The Tullahoma Campaign

In late June, Rosecrans advanced again in an attempt to force the passes between his location and the Rebel Army.  In a well-planned offensive, he forced the passes with light losses and had Bragg reeling.back to Tullahoma while he concentrated on his flank.  Bragg then decided to fall back out of Tennessee without a battle to the city of Chattanooga.  The entire campaign cost about 350 casualties.


Having cleared the state of Tennessee, Rosecrans the n began a second flanking maneuver to take Chattanooga.  This again worked to perfection, but then he got too greedy.  He drove south towards Atlanta, while Bragg was being reinforced from all corners of the South including troops from Lee in Virginia.  After some scrambling he was cornered at the battle of Chickamauga and defeated,  Lincoln then sacked Rosecrans and put U.S. Grant in charge of restoring the situation.
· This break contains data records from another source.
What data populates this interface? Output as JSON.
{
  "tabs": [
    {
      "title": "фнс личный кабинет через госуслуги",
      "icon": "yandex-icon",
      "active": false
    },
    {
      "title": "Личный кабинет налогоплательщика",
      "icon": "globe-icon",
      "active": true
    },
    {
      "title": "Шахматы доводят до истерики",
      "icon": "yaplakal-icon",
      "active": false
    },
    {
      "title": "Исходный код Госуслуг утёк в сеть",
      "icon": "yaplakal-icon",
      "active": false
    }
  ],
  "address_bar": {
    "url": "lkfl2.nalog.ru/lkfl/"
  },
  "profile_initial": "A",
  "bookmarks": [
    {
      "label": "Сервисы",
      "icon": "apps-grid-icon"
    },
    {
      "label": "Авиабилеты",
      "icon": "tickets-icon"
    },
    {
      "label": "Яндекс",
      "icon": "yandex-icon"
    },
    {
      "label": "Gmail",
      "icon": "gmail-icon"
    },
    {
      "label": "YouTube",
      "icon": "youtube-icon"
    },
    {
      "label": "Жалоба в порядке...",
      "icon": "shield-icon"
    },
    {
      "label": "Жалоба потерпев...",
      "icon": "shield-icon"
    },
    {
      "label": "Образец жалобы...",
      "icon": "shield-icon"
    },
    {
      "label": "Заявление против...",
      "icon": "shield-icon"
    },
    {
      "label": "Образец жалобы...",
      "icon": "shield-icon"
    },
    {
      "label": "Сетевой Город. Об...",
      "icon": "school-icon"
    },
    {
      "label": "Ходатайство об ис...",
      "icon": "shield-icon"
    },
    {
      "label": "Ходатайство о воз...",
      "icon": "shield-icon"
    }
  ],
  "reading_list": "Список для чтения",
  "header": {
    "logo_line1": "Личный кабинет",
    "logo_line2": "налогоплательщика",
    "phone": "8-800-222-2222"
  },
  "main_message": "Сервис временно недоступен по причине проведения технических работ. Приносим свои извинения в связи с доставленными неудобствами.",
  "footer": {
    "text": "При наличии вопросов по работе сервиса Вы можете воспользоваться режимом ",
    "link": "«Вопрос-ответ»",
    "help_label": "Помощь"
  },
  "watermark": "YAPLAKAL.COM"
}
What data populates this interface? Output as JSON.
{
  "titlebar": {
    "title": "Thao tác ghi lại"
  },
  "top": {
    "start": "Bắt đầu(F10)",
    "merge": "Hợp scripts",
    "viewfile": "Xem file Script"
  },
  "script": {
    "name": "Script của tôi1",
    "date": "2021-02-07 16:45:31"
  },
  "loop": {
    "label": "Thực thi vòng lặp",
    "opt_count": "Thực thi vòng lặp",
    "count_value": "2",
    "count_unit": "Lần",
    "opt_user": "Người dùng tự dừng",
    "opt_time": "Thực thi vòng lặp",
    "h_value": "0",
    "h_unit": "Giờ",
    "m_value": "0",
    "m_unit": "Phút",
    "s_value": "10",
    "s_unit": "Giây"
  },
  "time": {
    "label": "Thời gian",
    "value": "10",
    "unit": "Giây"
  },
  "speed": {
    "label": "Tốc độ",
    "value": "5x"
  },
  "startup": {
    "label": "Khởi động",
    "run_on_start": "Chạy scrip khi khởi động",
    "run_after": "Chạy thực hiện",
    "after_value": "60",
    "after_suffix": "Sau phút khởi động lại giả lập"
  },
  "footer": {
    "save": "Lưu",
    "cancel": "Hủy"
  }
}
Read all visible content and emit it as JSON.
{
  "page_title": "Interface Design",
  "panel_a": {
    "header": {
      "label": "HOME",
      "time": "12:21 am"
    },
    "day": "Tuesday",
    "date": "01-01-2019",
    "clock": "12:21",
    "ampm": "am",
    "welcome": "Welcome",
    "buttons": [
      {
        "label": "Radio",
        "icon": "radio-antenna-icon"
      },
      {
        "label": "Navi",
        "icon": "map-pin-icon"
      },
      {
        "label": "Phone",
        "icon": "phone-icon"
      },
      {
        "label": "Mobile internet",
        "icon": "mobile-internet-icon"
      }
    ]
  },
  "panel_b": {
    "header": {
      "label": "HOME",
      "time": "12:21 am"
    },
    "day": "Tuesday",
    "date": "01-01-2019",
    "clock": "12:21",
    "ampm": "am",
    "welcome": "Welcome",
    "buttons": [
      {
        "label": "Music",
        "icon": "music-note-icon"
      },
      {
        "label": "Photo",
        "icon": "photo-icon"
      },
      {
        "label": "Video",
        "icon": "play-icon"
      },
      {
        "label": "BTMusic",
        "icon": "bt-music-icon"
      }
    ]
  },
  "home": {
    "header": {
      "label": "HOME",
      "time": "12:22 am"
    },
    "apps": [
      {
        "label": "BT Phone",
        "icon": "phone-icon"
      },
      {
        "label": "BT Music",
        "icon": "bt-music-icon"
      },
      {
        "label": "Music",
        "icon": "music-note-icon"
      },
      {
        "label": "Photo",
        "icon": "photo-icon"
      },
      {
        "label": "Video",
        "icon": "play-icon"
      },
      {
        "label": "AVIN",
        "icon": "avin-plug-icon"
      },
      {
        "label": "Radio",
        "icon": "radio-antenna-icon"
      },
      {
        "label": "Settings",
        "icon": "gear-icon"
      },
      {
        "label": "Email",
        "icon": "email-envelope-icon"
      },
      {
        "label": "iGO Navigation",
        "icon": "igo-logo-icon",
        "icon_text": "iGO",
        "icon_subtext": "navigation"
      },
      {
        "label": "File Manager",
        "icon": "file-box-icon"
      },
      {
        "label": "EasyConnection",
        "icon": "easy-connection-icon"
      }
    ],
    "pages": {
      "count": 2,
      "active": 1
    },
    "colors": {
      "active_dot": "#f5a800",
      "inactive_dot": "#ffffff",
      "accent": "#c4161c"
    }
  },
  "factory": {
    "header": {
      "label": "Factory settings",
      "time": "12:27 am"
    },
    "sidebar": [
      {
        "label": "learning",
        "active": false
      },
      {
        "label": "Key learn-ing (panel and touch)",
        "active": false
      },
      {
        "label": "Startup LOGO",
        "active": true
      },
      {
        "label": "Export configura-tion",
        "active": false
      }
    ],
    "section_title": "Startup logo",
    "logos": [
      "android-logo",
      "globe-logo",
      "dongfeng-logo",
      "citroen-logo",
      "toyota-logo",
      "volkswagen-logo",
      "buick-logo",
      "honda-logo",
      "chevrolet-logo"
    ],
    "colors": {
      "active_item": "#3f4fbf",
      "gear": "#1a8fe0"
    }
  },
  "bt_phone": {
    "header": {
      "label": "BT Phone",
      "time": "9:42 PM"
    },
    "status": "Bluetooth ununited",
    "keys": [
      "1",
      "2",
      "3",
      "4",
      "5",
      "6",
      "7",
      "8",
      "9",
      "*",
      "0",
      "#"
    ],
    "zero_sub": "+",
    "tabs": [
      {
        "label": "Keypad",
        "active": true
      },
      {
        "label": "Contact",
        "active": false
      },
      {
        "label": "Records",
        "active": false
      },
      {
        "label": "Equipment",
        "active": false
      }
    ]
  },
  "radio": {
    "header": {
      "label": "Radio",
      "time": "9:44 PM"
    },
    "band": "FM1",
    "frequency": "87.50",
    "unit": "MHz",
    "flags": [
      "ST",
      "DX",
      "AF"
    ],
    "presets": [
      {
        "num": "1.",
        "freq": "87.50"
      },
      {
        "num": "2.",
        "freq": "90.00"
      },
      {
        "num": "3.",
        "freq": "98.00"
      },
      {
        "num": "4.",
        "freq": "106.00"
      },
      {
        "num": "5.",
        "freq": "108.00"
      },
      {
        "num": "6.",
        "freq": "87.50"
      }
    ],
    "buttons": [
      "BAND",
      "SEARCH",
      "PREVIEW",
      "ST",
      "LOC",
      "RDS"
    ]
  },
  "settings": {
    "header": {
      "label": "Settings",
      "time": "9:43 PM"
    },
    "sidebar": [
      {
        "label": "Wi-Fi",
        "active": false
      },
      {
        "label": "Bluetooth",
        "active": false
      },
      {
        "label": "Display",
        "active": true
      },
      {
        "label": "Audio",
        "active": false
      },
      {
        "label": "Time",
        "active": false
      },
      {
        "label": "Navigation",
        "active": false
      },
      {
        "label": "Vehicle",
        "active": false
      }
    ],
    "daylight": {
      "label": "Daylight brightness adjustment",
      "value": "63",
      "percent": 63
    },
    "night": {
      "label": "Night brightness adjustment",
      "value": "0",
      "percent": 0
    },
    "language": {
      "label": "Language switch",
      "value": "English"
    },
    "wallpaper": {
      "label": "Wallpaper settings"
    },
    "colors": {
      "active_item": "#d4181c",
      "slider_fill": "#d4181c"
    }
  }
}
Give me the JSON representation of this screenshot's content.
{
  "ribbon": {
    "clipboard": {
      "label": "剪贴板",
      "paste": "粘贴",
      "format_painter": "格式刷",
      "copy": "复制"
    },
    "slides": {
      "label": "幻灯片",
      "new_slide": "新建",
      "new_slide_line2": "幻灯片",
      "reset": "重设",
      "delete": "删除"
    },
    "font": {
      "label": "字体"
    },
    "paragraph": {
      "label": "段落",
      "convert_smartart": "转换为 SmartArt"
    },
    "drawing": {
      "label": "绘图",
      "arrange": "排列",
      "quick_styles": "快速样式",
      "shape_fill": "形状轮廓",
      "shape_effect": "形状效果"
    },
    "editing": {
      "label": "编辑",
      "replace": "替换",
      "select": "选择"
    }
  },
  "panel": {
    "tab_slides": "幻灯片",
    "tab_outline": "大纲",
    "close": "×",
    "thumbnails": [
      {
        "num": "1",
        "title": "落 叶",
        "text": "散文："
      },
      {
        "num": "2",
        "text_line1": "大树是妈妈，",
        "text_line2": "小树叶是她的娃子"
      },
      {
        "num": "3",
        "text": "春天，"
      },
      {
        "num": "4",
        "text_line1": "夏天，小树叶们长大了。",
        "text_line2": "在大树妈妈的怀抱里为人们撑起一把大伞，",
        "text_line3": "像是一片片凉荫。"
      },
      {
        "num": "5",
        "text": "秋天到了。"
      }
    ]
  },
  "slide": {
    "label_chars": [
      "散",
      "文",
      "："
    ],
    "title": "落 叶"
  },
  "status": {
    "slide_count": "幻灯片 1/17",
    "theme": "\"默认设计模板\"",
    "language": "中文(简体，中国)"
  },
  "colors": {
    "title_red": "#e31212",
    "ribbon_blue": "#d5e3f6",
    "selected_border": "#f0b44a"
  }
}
This is a nice little book on a pair of campaigns that often get overlooked, with a surprising amount of detail for the size.

Roman Conquests: Egypt and Judaea – John D. Grainger

This Pen and Sword book has been in the queue to be written up for quite some time.  The Roman Conquests series collects the history of a sectio n of the Empire and summarizes it all in one place.  The strict chronological approach leads to gaps where Rome expanded into other sections and you lose focus.

In this book you stick in the Eastern Mediterranean Sea from 60 BC to after 70 AD, from Pompey’s first conquest of Jerusalem until the failure of the Great Jewish Revolt and the destruction of the city by the son of Emperor Vespasian.  There is a cast of characters from Pompey to Caesar to Cleopatra to Marc Antony to Augustus.  There is an interesting aside of an expedition deep into Arabia.  And then there is the Revolt.

The only missing element is the second revolt under Hadrian that led to the Diaspora.

These are excellent books and while brief, do give a good view of the historical evidence of some of the less well known aspects of Roman expansion.

1177 B.C. – The Year Civilization Collapsed – Eric H. Cline

Turning Points in Ancient History, Princeton Press

Shortly after 1200 B.C., most of the ancient empires in the Eastern Mediterranean and Near East collapsed at virtually the same moment.  The sole survivor, Egypt, itself retrenched and no longer was able to hold onto land in Asia.  The Hittites, the Mycenaeans, the Minoans in Crete all were no more, and many of their cities were burned down and never built again.  What happened?

This book is a short introduction to the late Bronze Age civilizations of the area and their surprisingly rich networks of communication and trade by land and sea.  We have found and translated many letters between the rulers of these empires as they played politics, traded and sometimes fought.  Recent evidence shows that the states were more interconnected culturally and economically than previously thought.

The book then looks at the causes of the disasters but doesn’t come to a firm conclusion about what happened.  It does debunk the theory that the “Sea Peoples” – several roaming nations that settled in the area later – were the main factor.  There are signs of major earthquakes, and of severe droughts.  And there are also signs of war as well.

The final best guess is a synthesis – that the interdependencies were so strong that the disruptions shook all the other states severely, making them susceptible to their own disruptions.  And once broken, the status quo could never be recovered and a new set of nations had to grow from the ashes – Greece, Israel, Persia, and Rome.

It is a short but good summary of current information about this time in history, with some interesting bits of palace backstabbings and dirty politics thrown in for spice.  I’ll be interested in the other books in the series.